Dave Ehlers, left, of South Amityville, NY, gets a COVID-19 test at a popup clinic in Provincetown.Craig F. Walker/Globe Staff

The COVID-19 cluster in Provincetown that first emerged earlier this month has spiked to 833 cases, Town Manager Alex Morse said Wednesday.

Morse confirmed the updated tally in a Facebook posting. It was an increase of 68 cases from the prior day.

Of the 833 cases confirmed as of Wednesday, Morse wrote, “501 are Massachusetts residents, 210 of which reside in Provincetown.” He said seven hospitalizations to date have been associated with the cluster.

“It is important to note that the case data are cumulative and do not represent the number of people with active cases of COVID-19, or the number of cases currently hospitalized,” Morse wrote, adding that of the 210 cases identified among town residents since July 1, half had been released from isolation as of Tuesday.


Those releases, he said, are “consistent with the timeframes associated with the virus’ incubation and infectious periods and Department of Public Health guidance on isolation.”

He also urged people to get tested.

“Testing is the best way for health officials to gauge the impact of a cluster and the success of measures that are being taken to reduce viral spread,” Morse wrote.

In addition, Morse cited a silver lining to the troubling news about the cluster: the town’s positivity rate is trending in the right direction.

“The test positivity rate ... [has] improved since surveillance of the Provincetown cluster began, from a peak of 15% on July 15th to a new low of 5.9% reported on July 27th,” Morse wrote. He said a positivity rate of less than 5 percent is considered “progress towards cluster containment,” while a positivity rate of less than 1 percent would mean the cluster’s contained.

The town, a popular summer tourist destination, adopted a new indoor mask mandate during an emergency meeting Sunday between the Select Board, the town’s Board of Health, and Barnstable County officials.

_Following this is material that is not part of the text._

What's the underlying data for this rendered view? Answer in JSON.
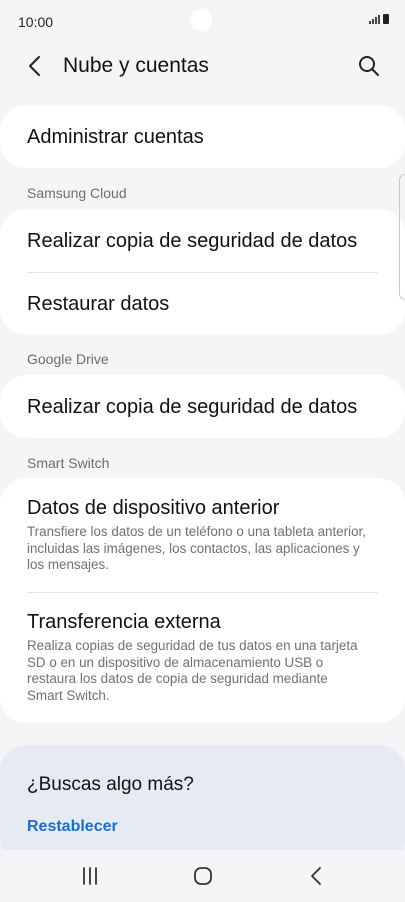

Material from prior Globe stories was used in this report.

Travis Andersen can be reached at travis.andersen@globe.com.